Providing a long zoom in a small body, while also offering creative controls, is a tough thing to ask, but this is what is now demanded of a travel compact camera. Canon’s PowerShot range includes the company’s more creative compact models, such as the G12 and SLR-style SX30 IS. The SX230 HS sits just below these models and, like the S95, features the HS system for lower noise at high ISO, combining a high-sensitivity sensor and the Digic 4 processor.

Features and build

The camera’s HS sensor is a 12.1-million-pixel, 1/2.3in CMOS device delivering a 4000×3000-pixel image, purely as a JPEG in fine or normal compression. The lack of a raw option is a shame.

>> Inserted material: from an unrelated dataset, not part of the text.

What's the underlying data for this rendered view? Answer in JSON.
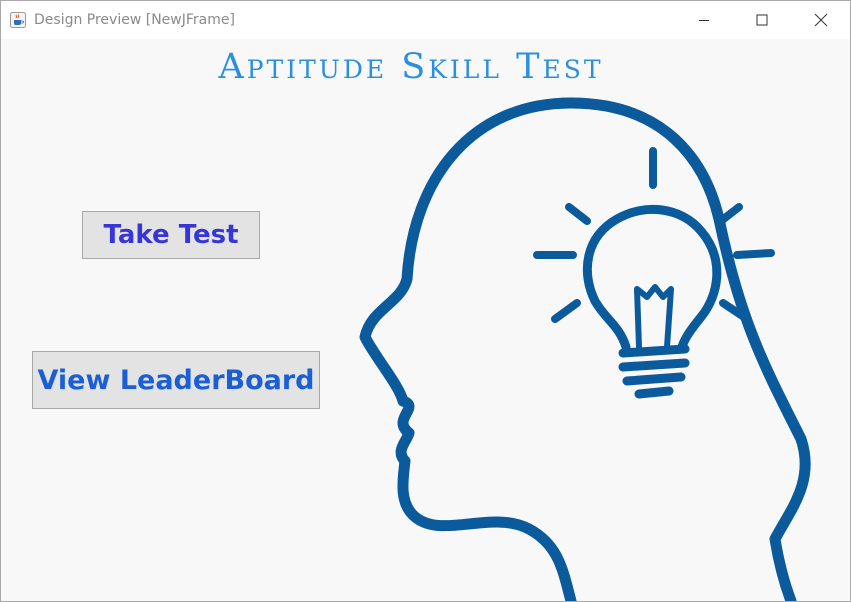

Sensitivity runs from ISO 100-3200, while the low-light scene mode allows up to ISO 6400 at 3 million pixels, which, given the downsizing, surely could have been pushed to ISO 12,800 or ISO 25,600. The lens gives a 14x zoom, ranging from 28-392mm (equivalent) with a maximum aperture of f/3.1-5.9.

The wideangle setting is limited compared to the 24mm offered by much of its competition, but, pleasingly, aperture selection can be selected in 1⁄3 stops, although only to f/8 even at its most extreme, leaving just a 2⁄3 stop between maximum and minimum apertures.

Metering offers a choice of evaluative, centreweighted or spot options, but where it gets interesting is in the choice offered by the focus. For single-point focus, only a central AF point can be selected, with other options available for face detection and AF tracking.

The size of the AF point can be changed between normal and small for more accurate selection, but the subject must be locked on in the centre and recomposed. This seems unusual, but on such a small camera it is probably faster than trying to adjust the focus point to the right area. Manual focusing is available using the rear control wheel for adjustment and a magnified central window to check focus.

Servo focusing is possible with continuous focus when the shutter is half pressed, but continuous focusing can be achieved without the shutter button being pressed – as with a video camera – which should help speed up the final focusing time. Continuous shooting is available at 3.2fps and, in the high-speed scene mode, can maintain an 8.1fps burst at 3 million pixels.

Shooting modes include manual, aperture and shutter priority, program, auto and a range of scene modes. Video capture is available in full HD (1080p) at 24fps and saved in QuickTime MOV format. The mode dial also features a dedicated super-slow-motion video mode at 640×480 pixels (120fps) or 320×240 pixels (240fps).

The camera includes an integrated flash and a GPS receiver. An SX220HS model is also available without the GPS, but with otherwise identical specification. Although the rear of the body is dominated by the 3in, 461,000-dot LCD screen, the SLR-style shooting mode dial and rotating multi-controller button make operation simple. The control wheel isn’t marked with its quick functions and they only display on the screen when the camera is first turned on, which means picking the right control often takes a bit of guesswork.

Performance and image quality

The autofocus system is fast and effective, and is aided by a strong AF illuminating lamp for low light. Images from the SX230 HS are bright and punchy, with a crisp sharpness, suggesting serious in-camera processing.

The evaluative metering performs very well, leaving an evenly distributed range of tones, although highlights are often clipped slightly to the general benefit of the scene. Those who prefer to keep these can easily reduce the exposure compensation by 1⁄3 stop.

My Colour mode provides a range of options to boost the colours further via vivid, tone them down with neutral or use one of the other nine settings, including b&w. On our resolution chart at base ISO 100, the camera recorded up to 22.

The HS system does a good job of maintaining a reasonably high level of detail until ISO 1600, but showed significant fall-off at ISO 3200. Noise reduction is also present in scenes from ISO 400, although in our portrait shots taken at ISO 800 the images remain smooth and detailed.

Image: Even in portraits taken in low light at ISO 800, noise is well controlled


This is a practical and affordable travel compact with plenty of features to keep the more advanced user occupied.

It would be nice to see a more extensive aperture range, greater ISO span and performance, as well as the inclusion of raw capture but, as pocket compacts go, the Canon PowerShot SX230 HS is a sound choice.